How to Make the Most of a Test Task?

Last but not least, keep in mind that test tasks aren’t just steps on the way to your future jobs. They also help you practice and collect valuable experience. Especially if you remember several important tips:
  • You may get nervous; it’s normal for a beginner. In this case, start from what you know the best. After decomposing a task, choose a part you feel the most confident about and implement it first. Then, proceed to the next part; you’ll notice a boost of confidence with every solved piece.
  • After you’ve sent your solution, ask for feedback. Even if you don’t get this job, information about your mistakes will help you to land another one. Also, it will show you care.
  • Ask your mentor or peers for feedback, too. Accepting criticism isn’t easy, but humility is a virtue for aspiring developers. After all, your goal is to find a job, which means always improving.
Test tasks may be simple or tricky, boring or exciting, short or long. But they are your friends, not foes. Treat them accordingly!
Comments (2)
SUNIL KATTA Level 1, India
25 February 2024
Thanks for sharing , Learned a lot form this article .
Chloe Catherine Potter Level 44, Campbell, US Expert
21 February 2024
I wonder if we will receive help with these test tasks further down the road in our Cody Gym studies?

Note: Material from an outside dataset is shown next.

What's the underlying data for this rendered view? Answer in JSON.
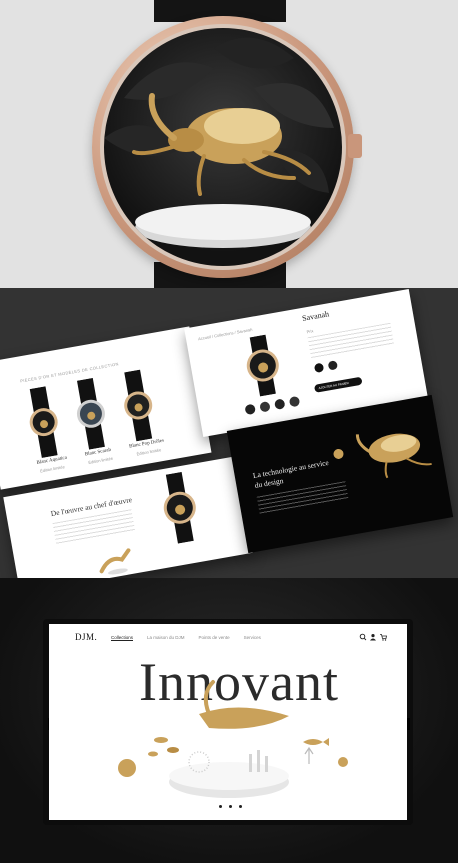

I am only in Level Two right now, but I'm hoping to learn about all the information you provided in your article.